__Goal of the exercise__: Set the data down again, exactly as it appears below.

__Extracted records__:
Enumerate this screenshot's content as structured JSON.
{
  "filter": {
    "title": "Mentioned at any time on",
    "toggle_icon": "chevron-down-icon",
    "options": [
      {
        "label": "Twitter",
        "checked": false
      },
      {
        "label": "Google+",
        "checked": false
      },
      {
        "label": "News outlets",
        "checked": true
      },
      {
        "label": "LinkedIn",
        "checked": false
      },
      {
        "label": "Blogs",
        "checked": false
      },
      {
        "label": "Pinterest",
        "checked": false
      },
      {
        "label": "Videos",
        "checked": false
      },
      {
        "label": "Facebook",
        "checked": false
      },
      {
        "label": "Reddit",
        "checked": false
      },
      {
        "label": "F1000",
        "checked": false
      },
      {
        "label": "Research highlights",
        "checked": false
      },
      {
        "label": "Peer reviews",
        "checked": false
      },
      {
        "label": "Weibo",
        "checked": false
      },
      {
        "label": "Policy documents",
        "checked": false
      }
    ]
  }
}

__Solution to this problem__:
Enumerate this screenshot's content as structured JSON.
{
  "filter": {
    "title": "Mentioned at any time on",
    "toggle_icon": "chevron-down-icon",
    "options": [
      {
        "label": "Twitter",
        "checked": false
      },
      {
        "label": "Google+",
        "checked": false
      },
      {
        "label": "News outlets",
        "checked": true
      },
      {
        "label": "LinkedIn",
        "checked": false
      },
      {
        "label": "Blogs",
        "checked": false
      },
      {
        "label": "Pinterest",
        "checked": false
      },
      {
        "label": "Videos",
        "checked": false
      },
      {
        "label": "Facebook",
        "checked": false
      },
      {
        "label": "Reddit",
        "checked": false
      },
      {
        "label": "F1000",
        "checked": false
      },
      {
        "label": "Research highlights",
        "checked": false
      },
      {
        "label": "Peer reviews",
        "checked": false
      },
      {
        "label": "Weibo",
        "checked": false
      },
      {
        "label": "Policy documents",
        "checked": false
      }
    ]
  }
}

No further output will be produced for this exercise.